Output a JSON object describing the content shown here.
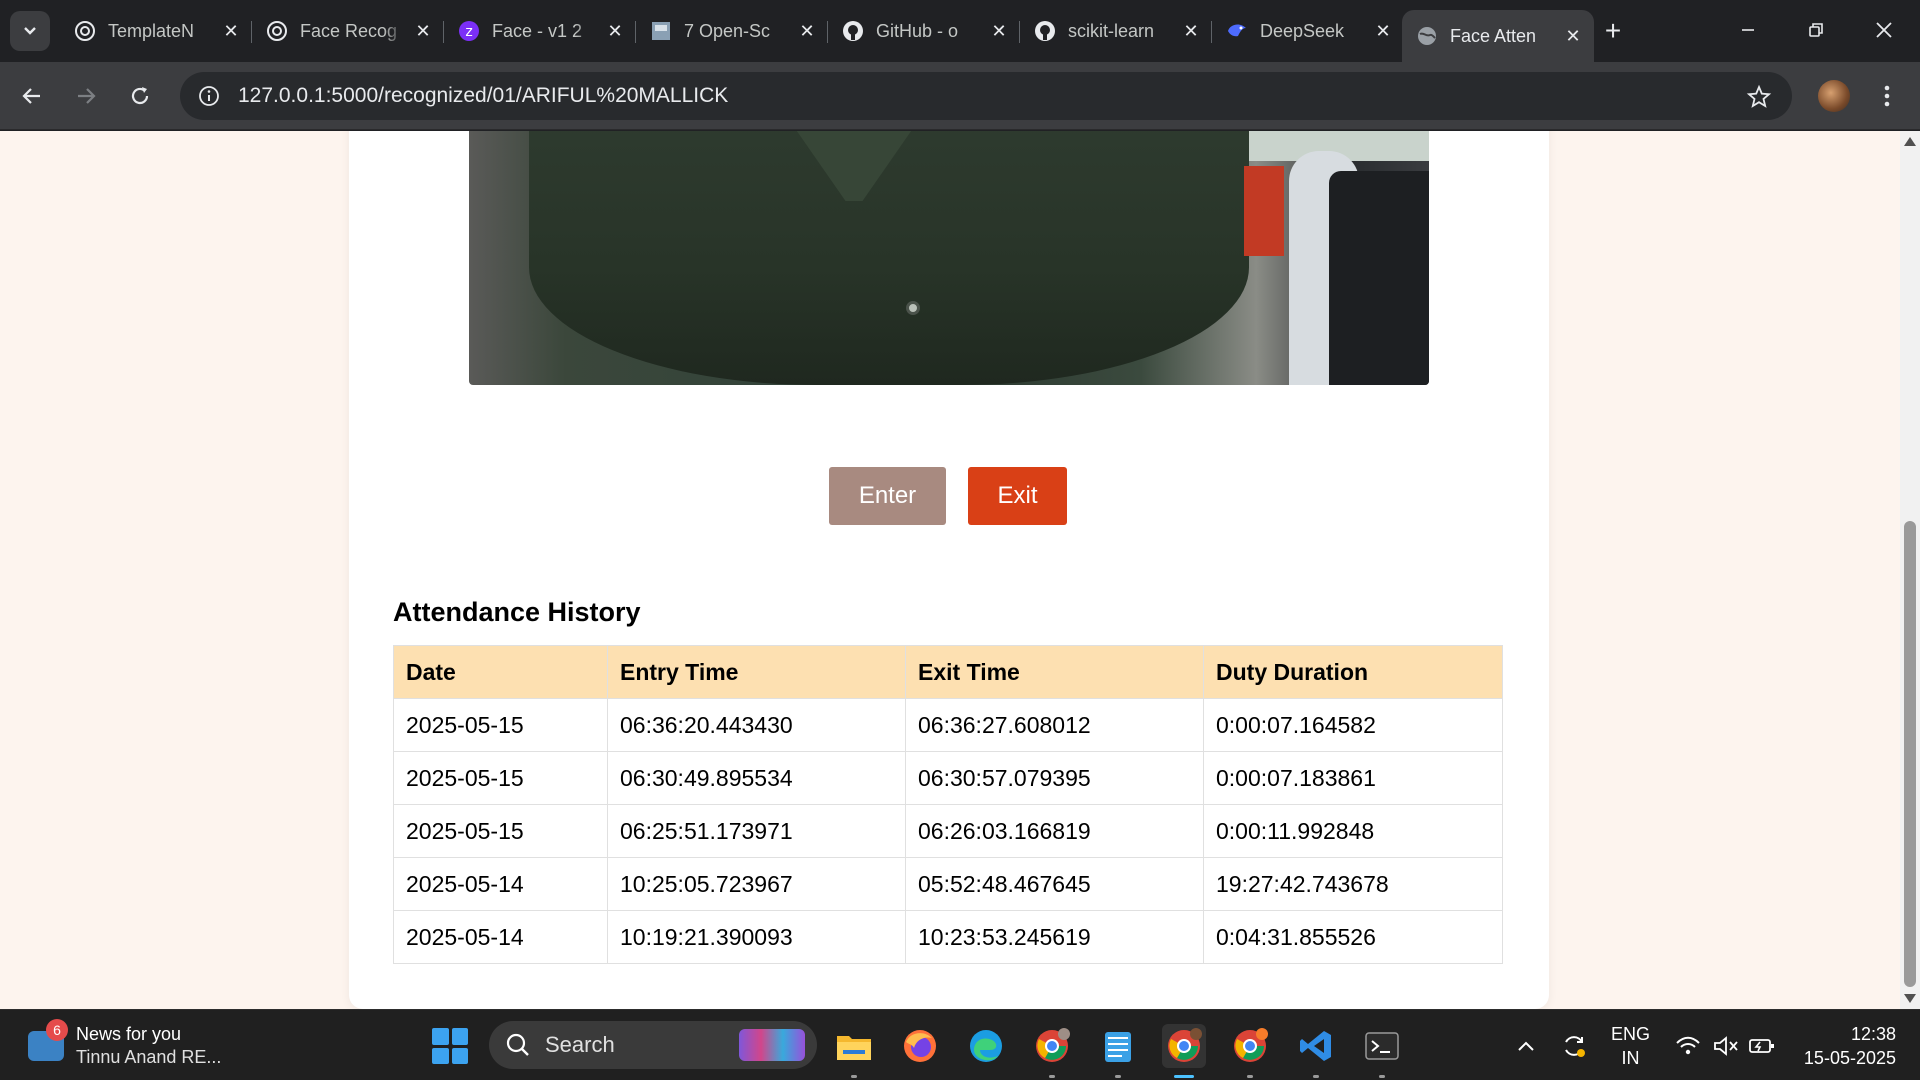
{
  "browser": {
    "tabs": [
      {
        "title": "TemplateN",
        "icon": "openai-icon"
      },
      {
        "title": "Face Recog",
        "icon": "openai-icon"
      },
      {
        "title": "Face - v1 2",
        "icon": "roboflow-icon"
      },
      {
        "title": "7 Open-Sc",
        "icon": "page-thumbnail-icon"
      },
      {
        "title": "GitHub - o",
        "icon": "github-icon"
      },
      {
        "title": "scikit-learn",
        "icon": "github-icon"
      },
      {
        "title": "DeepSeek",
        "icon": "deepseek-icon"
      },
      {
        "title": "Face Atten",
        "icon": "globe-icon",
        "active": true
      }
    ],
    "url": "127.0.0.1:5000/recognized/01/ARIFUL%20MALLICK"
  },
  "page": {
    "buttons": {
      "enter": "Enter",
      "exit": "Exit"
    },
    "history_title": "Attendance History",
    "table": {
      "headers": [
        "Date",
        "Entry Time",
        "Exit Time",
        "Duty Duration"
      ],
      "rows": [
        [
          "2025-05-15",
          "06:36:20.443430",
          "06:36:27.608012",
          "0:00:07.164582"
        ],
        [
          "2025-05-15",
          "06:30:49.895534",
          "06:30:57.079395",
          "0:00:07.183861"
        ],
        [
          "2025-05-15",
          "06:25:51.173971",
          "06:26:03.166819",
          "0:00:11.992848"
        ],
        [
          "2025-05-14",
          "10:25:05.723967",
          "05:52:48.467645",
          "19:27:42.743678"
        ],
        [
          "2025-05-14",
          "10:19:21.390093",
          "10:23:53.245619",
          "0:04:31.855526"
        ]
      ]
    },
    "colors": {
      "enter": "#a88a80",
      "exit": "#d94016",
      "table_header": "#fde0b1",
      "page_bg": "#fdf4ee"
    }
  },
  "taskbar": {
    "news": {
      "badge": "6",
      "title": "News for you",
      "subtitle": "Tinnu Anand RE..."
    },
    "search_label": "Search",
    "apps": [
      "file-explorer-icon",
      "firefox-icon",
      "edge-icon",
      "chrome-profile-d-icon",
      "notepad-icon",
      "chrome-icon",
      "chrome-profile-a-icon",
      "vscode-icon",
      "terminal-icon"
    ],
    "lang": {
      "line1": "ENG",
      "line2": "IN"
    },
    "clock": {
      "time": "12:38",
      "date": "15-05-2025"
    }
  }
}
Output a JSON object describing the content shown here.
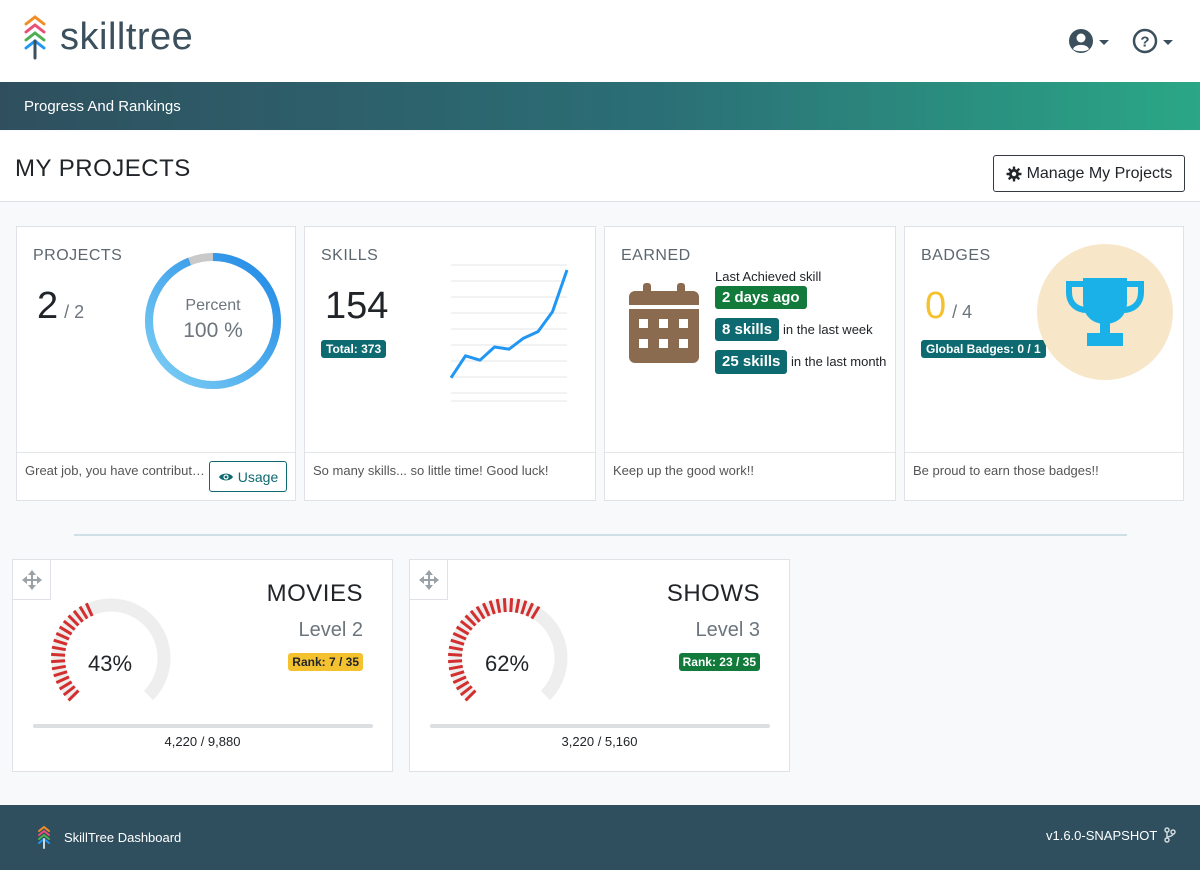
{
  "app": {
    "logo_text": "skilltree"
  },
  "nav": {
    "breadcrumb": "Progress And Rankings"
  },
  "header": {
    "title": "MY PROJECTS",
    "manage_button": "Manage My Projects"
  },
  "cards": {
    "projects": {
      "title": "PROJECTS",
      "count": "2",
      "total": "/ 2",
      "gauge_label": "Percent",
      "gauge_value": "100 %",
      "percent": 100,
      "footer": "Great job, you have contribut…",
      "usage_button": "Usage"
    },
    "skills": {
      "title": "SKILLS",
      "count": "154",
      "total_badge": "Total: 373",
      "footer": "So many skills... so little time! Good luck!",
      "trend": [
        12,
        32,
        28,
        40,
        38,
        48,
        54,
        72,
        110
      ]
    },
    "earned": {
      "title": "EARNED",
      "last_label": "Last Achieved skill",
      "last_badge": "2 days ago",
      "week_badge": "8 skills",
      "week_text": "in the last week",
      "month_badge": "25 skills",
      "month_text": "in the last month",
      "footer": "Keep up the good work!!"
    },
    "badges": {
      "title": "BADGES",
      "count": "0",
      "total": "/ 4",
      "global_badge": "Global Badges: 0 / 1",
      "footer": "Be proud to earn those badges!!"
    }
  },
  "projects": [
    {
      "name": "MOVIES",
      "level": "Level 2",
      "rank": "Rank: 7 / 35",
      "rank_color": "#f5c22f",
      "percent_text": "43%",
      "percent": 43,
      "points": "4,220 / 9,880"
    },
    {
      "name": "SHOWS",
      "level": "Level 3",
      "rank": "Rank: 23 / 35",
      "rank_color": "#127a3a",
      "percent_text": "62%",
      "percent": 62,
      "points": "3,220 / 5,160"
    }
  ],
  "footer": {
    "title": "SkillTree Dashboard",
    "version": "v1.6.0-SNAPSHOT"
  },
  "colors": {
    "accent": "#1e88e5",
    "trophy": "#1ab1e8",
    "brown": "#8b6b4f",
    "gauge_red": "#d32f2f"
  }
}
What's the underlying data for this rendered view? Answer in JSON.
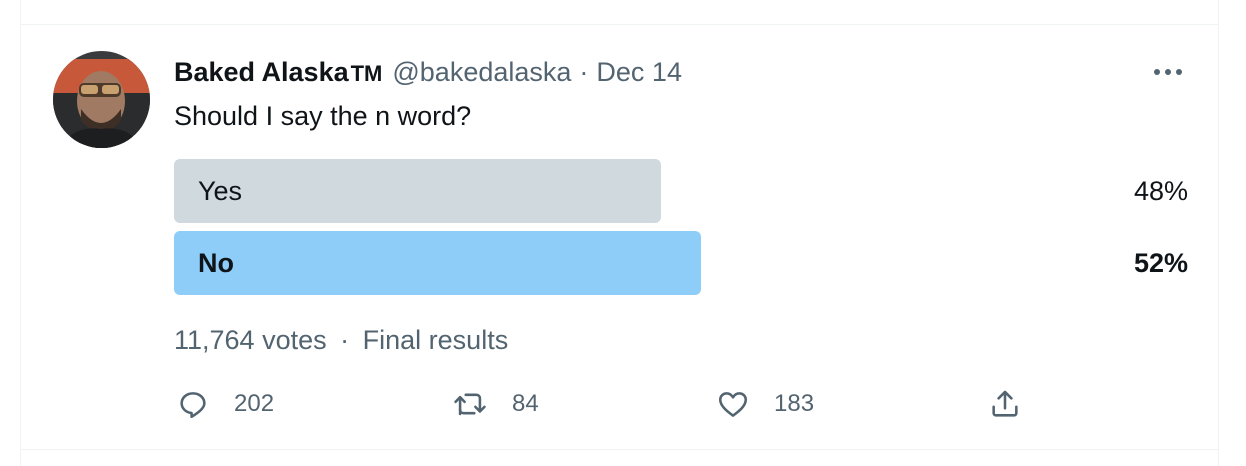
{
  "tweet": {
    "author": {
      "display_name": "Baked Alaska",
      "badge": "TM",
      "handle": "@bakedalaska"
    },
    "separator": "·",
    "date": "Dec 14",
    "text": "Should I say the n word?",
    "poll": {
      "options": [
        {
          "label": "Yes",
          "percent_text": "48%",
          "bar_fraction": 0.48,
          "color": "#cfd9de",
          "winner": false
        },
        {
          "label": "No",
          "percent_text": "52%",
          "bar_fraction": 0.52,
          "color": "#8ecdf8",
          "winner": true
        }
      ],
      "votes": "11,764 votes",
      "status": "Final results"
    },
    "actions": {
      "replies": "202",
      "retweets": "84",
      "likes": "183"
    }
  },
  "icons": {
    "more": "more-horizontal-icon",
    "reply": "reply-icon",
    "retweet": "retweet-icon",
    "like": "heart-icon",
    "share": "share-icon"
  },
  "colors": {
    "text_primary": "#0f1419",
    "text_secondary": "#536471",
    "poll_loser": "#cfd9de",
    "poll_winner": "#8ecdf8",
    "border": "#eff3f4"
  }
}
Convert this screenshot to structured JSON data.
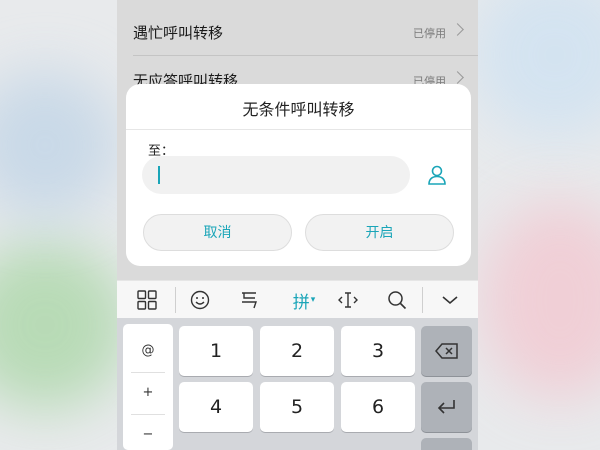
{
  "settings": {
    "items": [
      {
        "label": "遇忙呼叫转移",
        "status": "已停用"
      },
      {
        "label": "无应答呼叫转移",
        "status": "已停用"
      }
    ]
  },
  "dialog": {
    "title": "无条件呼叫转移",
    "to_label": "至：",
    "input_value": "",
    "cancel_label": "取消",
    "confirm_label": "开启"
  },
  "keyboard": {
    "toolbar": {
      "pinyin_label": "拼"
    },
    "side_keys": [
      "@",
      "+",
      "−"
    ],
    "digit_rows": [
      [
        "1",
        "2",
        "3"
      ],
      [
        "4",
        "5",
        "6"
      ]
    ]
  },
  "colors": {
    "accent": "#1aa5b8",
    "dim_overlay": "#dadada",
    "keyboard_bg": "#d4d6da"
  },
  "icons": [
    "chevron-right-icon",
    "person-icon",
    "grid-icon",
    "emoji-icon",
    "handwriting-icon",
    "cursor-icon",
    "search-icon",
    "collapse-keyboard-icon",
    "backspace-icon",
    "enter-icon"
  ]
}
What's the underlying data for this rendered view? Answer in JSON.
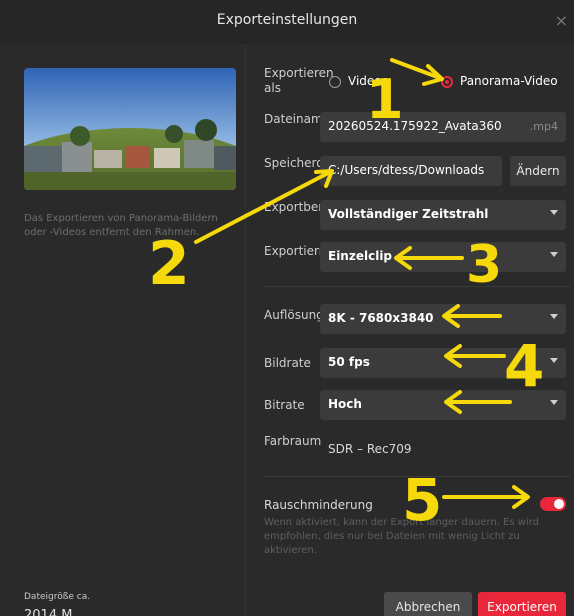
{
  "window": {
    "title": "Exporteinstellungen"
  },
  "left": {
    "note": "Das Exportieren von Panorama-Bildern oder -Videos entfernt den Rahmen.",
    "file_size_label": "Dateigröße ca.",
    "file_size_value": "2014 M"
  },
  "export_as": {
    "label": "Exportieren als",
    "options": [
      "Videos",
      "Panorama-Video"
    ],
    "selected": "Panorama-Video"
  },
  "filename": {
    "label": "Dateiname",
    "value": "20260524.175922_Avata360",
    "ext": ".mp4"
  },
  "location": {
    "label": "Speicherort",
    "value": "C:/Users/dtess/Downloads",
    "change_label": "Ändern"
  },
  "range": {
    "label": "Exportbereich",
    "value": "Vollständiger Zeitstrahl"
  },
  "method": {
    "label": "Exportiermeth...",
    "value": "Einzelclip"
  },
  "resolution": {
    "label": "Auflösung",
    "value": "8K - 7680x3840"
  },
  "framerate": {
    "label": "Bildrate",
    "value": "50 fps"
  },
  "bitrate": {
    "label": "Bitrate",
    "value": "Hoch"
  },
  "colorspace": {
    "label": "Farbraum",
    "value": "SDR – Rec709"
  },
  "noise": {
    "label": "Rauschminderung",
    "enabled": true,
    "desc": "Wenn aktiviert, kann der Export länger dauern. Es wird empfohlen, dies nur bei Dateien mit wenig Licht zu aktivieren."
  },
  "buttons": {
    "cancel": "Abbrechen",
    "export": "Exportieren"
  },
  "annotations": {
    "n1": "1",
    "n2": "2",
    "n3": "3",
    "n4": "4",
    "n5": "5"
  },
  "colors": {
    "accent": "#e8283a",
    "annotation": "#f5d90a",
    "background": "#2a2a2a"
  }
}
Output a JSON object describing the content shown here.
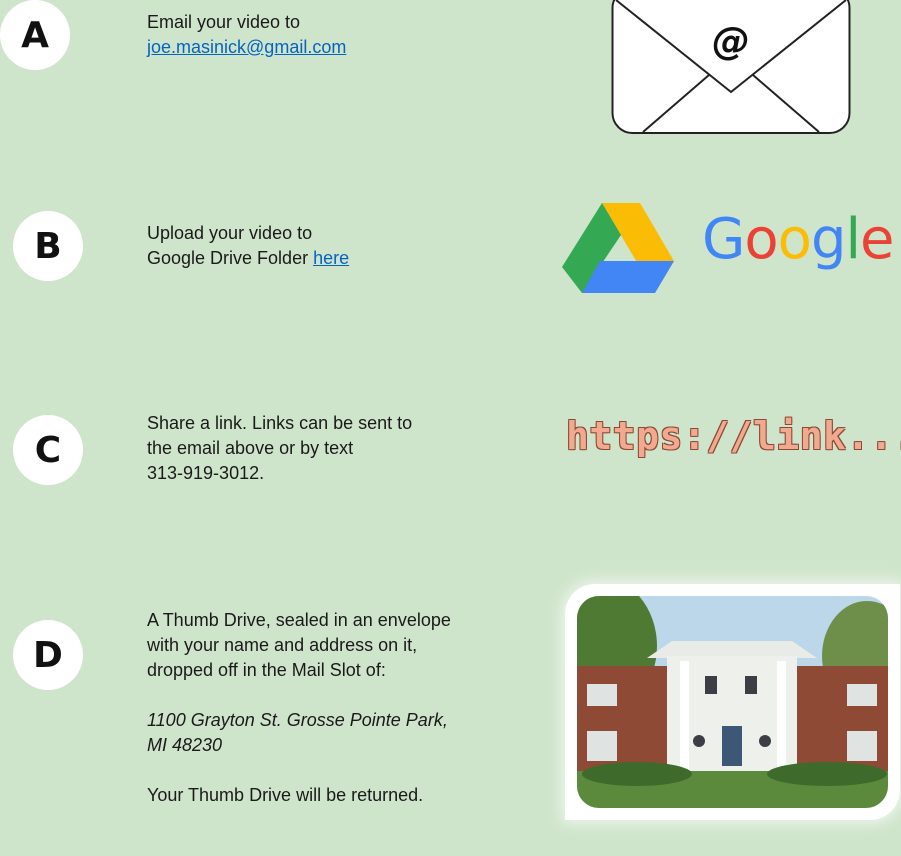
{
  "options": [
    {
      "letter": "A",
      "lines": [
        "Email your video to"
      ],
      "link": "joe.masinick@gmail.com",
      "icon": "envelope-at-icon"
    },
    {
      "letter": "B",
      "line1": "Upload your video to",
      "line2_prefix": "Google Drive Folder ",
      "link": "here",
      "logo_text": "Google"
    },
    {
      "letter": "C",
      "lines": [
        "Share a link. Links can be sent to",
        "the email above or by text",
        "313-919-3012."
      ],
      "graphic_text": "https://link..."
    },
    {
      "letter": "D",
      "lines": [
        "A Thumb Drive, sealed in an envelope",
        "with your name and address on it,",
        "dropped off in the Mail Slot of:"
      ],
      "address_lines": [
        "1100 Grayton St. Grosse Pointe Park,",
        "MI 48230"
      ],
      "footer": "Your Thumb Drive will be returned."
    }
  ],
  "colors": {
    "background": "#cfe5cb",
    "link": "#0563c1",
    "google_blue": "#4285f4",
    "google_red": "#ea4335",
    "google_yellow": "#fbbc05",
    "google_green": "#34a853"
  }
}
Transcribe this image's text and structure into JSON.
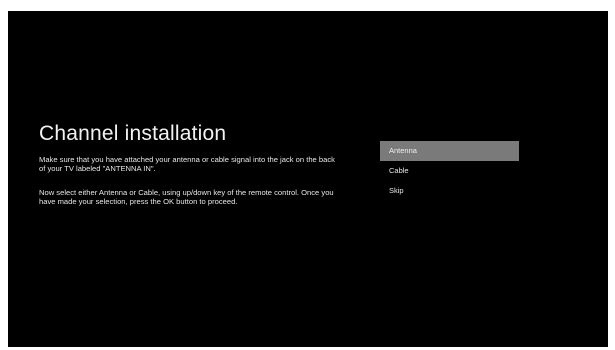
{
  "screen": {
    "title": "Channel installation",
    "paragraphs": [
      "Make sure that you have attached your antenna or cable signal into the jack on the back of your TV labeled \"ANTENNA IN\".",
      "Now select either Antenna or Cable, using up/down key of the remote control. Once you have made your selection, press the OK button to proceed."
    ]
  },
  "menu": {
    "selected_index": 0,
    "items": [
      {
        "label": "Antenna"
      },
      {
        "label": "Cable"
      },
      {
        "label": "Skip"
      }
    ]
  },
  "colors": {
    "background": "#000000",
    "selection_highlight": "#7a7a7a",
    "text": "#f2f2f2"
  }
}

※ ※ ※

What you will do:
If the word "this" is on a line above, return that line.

Task output:
What's the underlying data for this rendered view? Answer in JSON.
Convert this screenshot to structured JSON data.
What's the underlying data for this rendered view? Answer in JSON.
Transcribe this image's text and structure into JSON.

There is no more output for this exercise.